He’s worked at Michelin star restaurants all over the world and in 2005, he introduced a 40-label water menu at a German restaurant. He also wrote a book in 2009 about water and his knowledge on the subject earned him a special O-1 visa to live and work in the United States from Germany, awarded to individuals with extraordinary abilities and typically given to scientists and inventors.
“All waters have unique tastes, and a lot of Americans think water is just water, but I completely don’t believe in that,” said Riese. “Water has so many interesting nuances.”
He pours a glass of Fiji water and swirls it like a glass of wine. He then takes a sip, puckers his lips and chews on the water for a bit before swallowing. He then pours a glass of Voss water and follows the same tasting procedure.

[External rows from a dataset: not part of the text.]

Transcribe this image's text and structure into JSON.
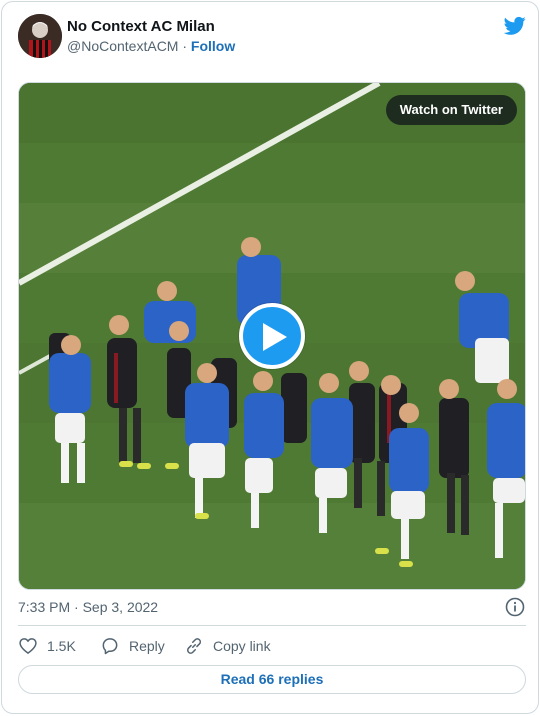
{
  "tweet": {
    "author_name": "No Context AC Milan",
    "author_handle": "@NoContextACM",
    "separator": "·",
    "follow_label": "Follow",
    "timestamp": "7:33 PM · Sep 3, 2022"
  },
  "media": {
    "watch_label": "Watch on Twitter",
    "play_icon": "play-icon"
  },
  "actions": {
    "like_count": "1.5K",
    "reply_label": "Reply",
    "copy_label": "Copy link"
  },
  "footer": {
    "read_replies_label": "Read 66 replies"
  },
  "colors": {
    "accent": "#1d9bf0",
    "link": "#1d6fb8",
    "muted": "#536471",
    "border": "#cfd9de",
    "pitch": "#4f7a34"
  },
  "icons": [
    "twitter-bird-icon",
    "play-icon",
    "info-icon",
    "heart-icon",
    "reply-icon",
    "link-icon"
  ]
}
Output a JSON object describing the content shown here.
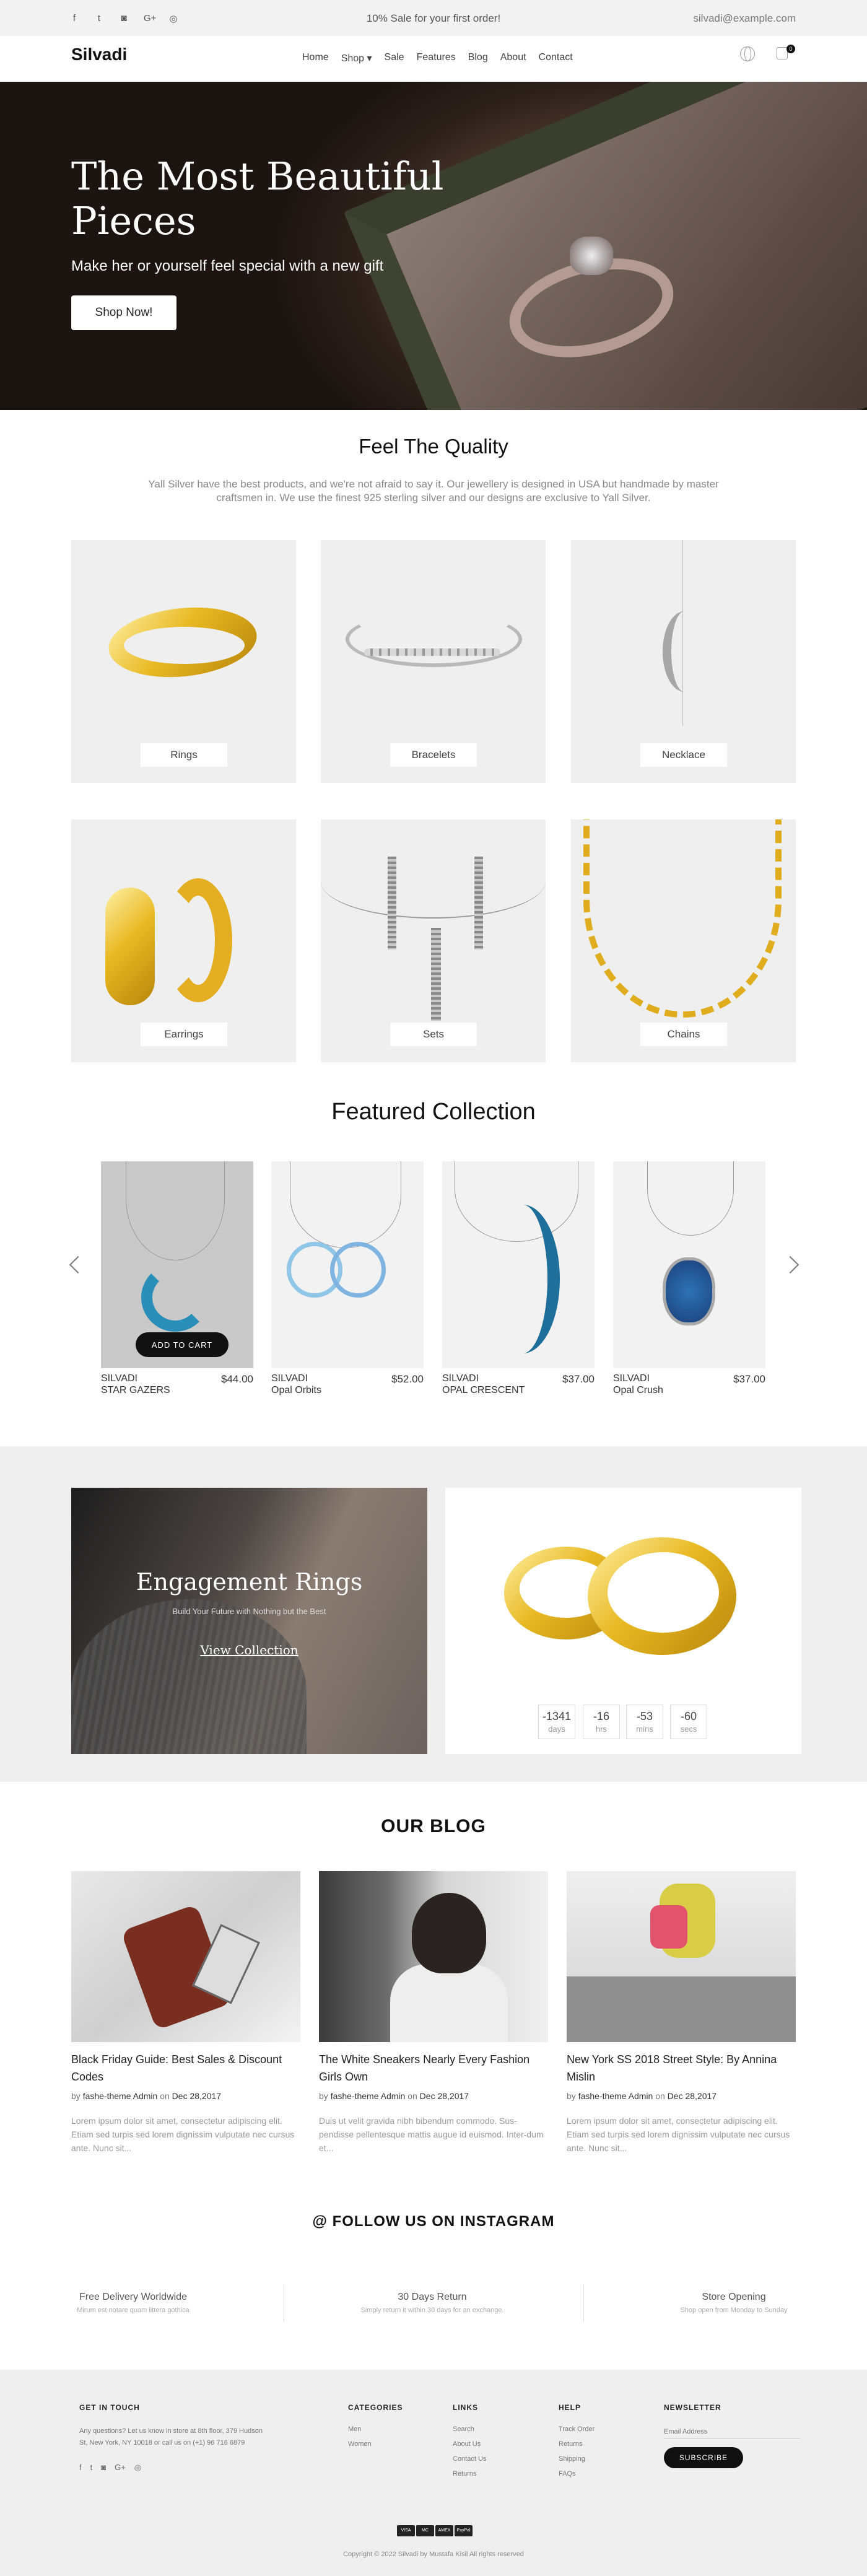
{
  "topbar": {
    "socials": [
      {
        "icon": "facebook-icon",
        "glyph": "f"
      },
      {
        "icon": "twitter-icon",
        "glyph": "t"
      },
      {
        "icon": "instagram-icon",
        "glyph": "◙"
      },
      {
        "icon": "google-plus-icon",
        "glyph": "G+"
      },
      {
        "icon": "instagram-icon",
        "glyph": "◎"
      }
    ],
    "promo": "10% Sale for your first order!",
    "email": "silvadi@example.com"
  },
  "header": {
    "logo": "Silvadi",
    "nav": [
      "Home",
      "Shop ▾",
      "Sale",
      "Features",
      "Blog",
      "About",
      "Contact"
    ],
    "cart_count": "0"
  },
  "hero": {
    "title": "The Most Beautiful Pieces",
    "subtitle": "Make her or yourself feel special with a new gift",
    "button": "Shop Now!"
  },
  "quality": {
    "title": "Feel The Quality",
    "description": "Yall Silver have the best products, and we're not afraid to say it. Our jewellery is designed in USA but handmade by master craftsmen in. We use the finest 925 sterling silver and our designs are exclusive to Yall Silver.",
    "categories": [
      "Rings",
      "Bracelets",
      "Necklace",
      "Earrings",
      "Sets",
      "Chains"
    ]
  },
  "featured": {
    "title": "Featured Collection",
    "add_to_cart": "ADD TO CART",
    "products": [
      {
        "brand": "SILVADI",
        "name": "STAR GAZERS",
        "price": "$44.00"
      },
      {
        "brand": "SILVADI",
        "name": "Opal Orbits",
        "price": "$52.00"
      },
      {
        "brand": "SILVADI",
        "name": "OPAL CRESCENT",
        "price": "$37.00"
      },
      {
        "brand": "SILVADI",
        "name": "Opal Crush",
        "price": "$37.00"
      }
    ]
  },
  "promo": {
    "title": "Engagement Rings",
    "tagline": "Build Your Future with Nothing but the Best",
    "link": "View Collection",
    "countdown": [
      {
        "value": "-1341",
        "unit": "days"
      },
      {
        "value": "-16",
        "unit": "hrs"
      },
      {
        "value": "-53",
        "unit": "mins"
      },
      {
        "value": "-60",
        "unit": "secs"
      }
    ]
  },
  "blog": {
    "title": "OUR BLOG",
    "posts": [
      {
        "title": "Black Friday Guide: Best Sales & Discount Codes",
        "by": "by",
        "author": "fashe-theme Admin",
        "on": "on",
        "date": "Dec 28,2017",
        "excerpt": "Lorem ipsum dolor sit amet, consectetur adipiscing elit. Etiam sed turpis sed lorem dignissim vulputate nec cursus ante. Nunc sit..."
      },
      {
        "title": "The White Sneakers Nearly Every Fashion Girls Own",
        "by": "by",
        "author": "fashe-theme Admin",
        "on": "on",
        "date": "Dec 28,2017",
        "excerpt": "Duis ut velit gravida nibh bibendum commodo. Sus-pendisse pellentesque mattis augue id euismod. Inter-dum et..."
      },
      {
        "title": "New York SS 2018 Street Style: By Annina Mislin",
        "by": "by",
        "author": "fashe-theme Admin",
        "on": "on",
        "date": "Dec 28,2017",
        "excerpt": "Lorem ipsum dolor sit amet, consectetur adipiscing elit. Etiam sed turpis sed lorem dignissim vulputate nec cursus ante. Nunc sit..."
      }
    ]
  },
  "instagram": {
    "title": "@ FOLLOW US ON INSTAGRAM"
  },
  "features": [
    {
      "title": "Free Delivery Worldwide",
      "sub": "Mirum est notare quam littera gothica"
    },
    {
      "title": "30 Days Return",
      "sub": "Simply return it within 30 days for an exchange."
    },
    {
      "title": "Store Opening",
      "sub": "Shop open from Monday to Sunday"
    }
  ],
  "footer": {
    "get_in_touch": {
      "title": "GET IN TOUCH",
      "text": "Any questions? Let us know in store at 8th floor, 379 Hudson St, New York, NY 10018 or call us on (+1) 96 716 6879"
    },
    "categories": {
      "title": "CATEGORIES",
      "items": [
        "Men",
        "Women"
      ]
    },
    "links": {
      "title": "LINKS",
      "items": [
        "Search",
        "About Us",
        "Contact Us",
        "Returns"
      ]
    },
    "help": {
      "title": "HELP",
      "items": [
        "Track Order",
        "Returns",
        "Shipping",
        "FAQs"
      ]
    },
    "newsletter": {
      "title": "NEWSLETTER",
      "placeholder": "Email Address",
      "button": "SUBSCRIBE"
    },
    "payments": [
      "VISA",
      "MC",
      "AMEX",
      "PayPal"
    ],
    "copyright": "Copyright © 2022 Silvadi by Mustafa Kisil All rights reserved"
  }
}
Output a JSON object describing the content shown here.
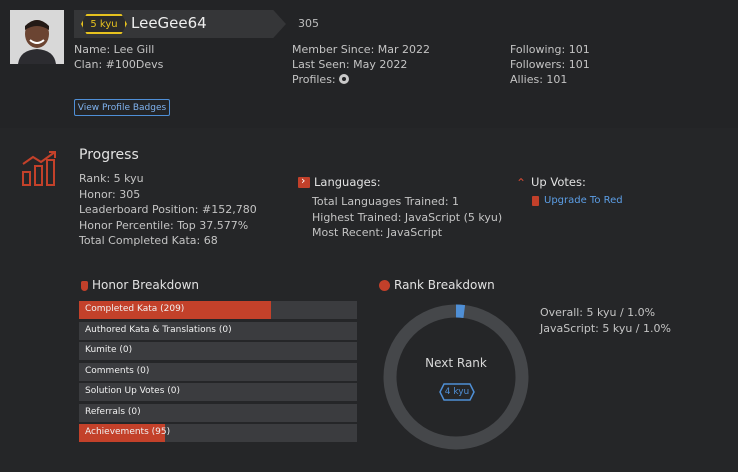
{
  "profile": {
    "rank_badge": "5 kyu",
    "username": "LeeGee64",
    "honor": "305",
    "name": "Name: Lee Gill",
    "clan": "Clan: #100Devs",
    "member_since": "Member Since: Mar 2022",
    "last_seen": "Last Seen: May 2022",
    "profiles_label": "Profiles:",
    "profiles_icon": "github-icon",
    "following": "Following: 101",
    "followers": "Followers: 101",
    "allies": "Allies: 101",
    "badges_button": "View Profile Badges"
  },
  "progress": {
    "title": "Progress",
    "rank": "Rank: 5 kyu",
    "honor": "Honor: 305",
    "leaderboard": "Leaderboard Position: #152,780",
    "percentile": "Honor Percentile: Top 37.577%",
    "completed": "Total Completed Kata: 68"
  },
  "languages": {
    "title": "Languages:",
    "trained": "Total Languages Trained: 1",
    "highest": "Highest Trained: JavaScript (5 kyu)",
    "recent": "Most Recent: JavaScript"
  },
  "upvotes": {
    "title": "Up Votes:",
    "link": "Upgrade To Red"
  },
  "honor_breakdown": {
    "title": "Honor Breakdown",
    "rows": [
      {
        "label": "Completed Kata (209)",
        "fill": 0.69
      },
      {
        "label": "Authored Kata & Translations (0)",
        "fill": 0
      },
      {
        "label": "Kumite (0)",
        "fill": 0
      },
      {
        "label": "Comments (0)",
        "fill": 0
      },
      {
        "label": "Solution Up Votes (0)",
        "fill": 0
      },
      {
        "label": "Referrals (0)",
        "fill": 0
      },
      {
        "label": "Achievements (95)",
        "fill": 0.31
      }
    ]
  },
  "rank_breakdown": {
    "title": "Rank Breakdown",
    "next_rank_label": "Next Rank",
    "next_rank_badge": "4 kyu",
    "progress_fraction": 0.02,
    "overall": "Overall: 5 kyu / 1.0%",
    "javascript": "JavaScript: 5 kyu / 1.0%"
  },
  "colors": {
    "accent_red": "#c3412a",
    "kyu_yellow": "#e6c21f",
    "link_blue": "#5c9ee6"
  }
}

“Fiji is more in the smooth area and very light when I’m tasting it,” said Riese. “Voss has more of a bitter taste to it. Right away I’m getting it on my palate when I drink the Voss. But Fiji, I don’t have that.”
Riese recommends Voss, with its bitter notes, for salads and Fiji, with its sweet notes, for desserts. After the water menu launches, Riese will make himself available to guests who would like water pairing recommendations for their food.
Riese’s water menu will include 20 brands, including a water he crafted called Beverly Hills 90H20. It retails for $12 a bottle and is made from spring water from the Sierra Nevadas and added minerals. The bottles are made in limited editions of 10,000 individually numbered glass bottles. Other waters on the menu include Fiji water from Fiji, Voss from Norway, Badoit sparkling water from France and Berg from Canada. They will range in price from $8 to $20 a bottle.
“The hardest thing is to get the different waters into the country,” said Riese. “For instance, I’m a huge fan of Tasmania rainwater, it’s completely cool, but I can’t get it here in the United States. So I had to find like waters that I can actually access.”
One of his favorites that he’d like to include on the menu is called Iskilde “cold spring” from Denmark. It’s a still water that has oxygen bubbles rather than carbon dioxide.
“This water is extremely sweet with a little bit of earthy notes to it as well and it’s really interesting.”
The menu will include a photo of each water bottle, the history of the water, whether it’s sparkling or flat, the content of what’s in the water and a dot taste rating system meant to show people how bitter or sweet a certain water tastes.
The prototype menu, if successful, will be introduced to other Patina Group restaurants.
“For me, I want to make it accessible, and I just want people to have fun trying it,” said Riese.